WORK ORDER → Line by line, copy all of the data exactly.

Records drawn from a dataset
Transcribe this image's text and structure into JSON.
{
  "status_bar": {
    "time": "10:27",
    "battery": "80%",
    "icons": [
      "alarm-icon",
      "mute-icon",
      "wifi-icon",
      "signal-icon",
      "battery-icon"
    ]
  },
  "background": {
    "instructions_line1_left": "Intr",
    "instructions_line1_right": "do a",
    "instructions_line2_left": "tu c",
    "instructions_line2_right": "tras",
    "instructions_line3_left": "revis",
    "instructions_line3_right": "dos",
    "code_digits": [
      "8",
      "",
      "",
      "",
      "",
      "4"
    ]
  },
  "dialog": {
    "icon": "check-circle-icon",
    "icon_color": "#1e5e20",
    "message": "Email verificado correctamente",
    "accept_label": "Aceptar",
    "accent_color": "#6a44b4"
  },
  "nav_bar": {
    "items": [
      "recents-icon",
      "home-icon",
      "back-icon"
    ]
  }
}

WRITTEN ANSWER →
Transcribe this image's text and structure into JSON.
{
  "status_bar": {
    "time": "10:27",
    "battery": "80%",
    "icons": [
      "alarm-icon",
      "mute-icon",
      "wifi-icon",
      "signal-icon",
      "battery-icon"
    ]
  },
  "background": {
    "instructions_line1_left": "Intr",
    "instructions_line1_right": "do a",
    "instructions_line2_left": "tu c",
    "instructions_line2_right": "tras",
    "instructions_line3_left": "revis",
    "instructions_line3_right": "dos",
    "code_digits": [
      "8",
      "",
      "",
      "",
      "",
      "4"
    ]
  },
  "dialog": {
    "icon": "check-circle-icon",
    "icon_color": "#1e5e20",
    "message": "Email verificado correctamente",
    "accept_label": "Aceptar",
    "accent_color": "#6a44b4"
  },
  "nav_bar": {
    "items": [
      "recents-icon",
      "home-icon",
      "back-icon"
    ]
  }
}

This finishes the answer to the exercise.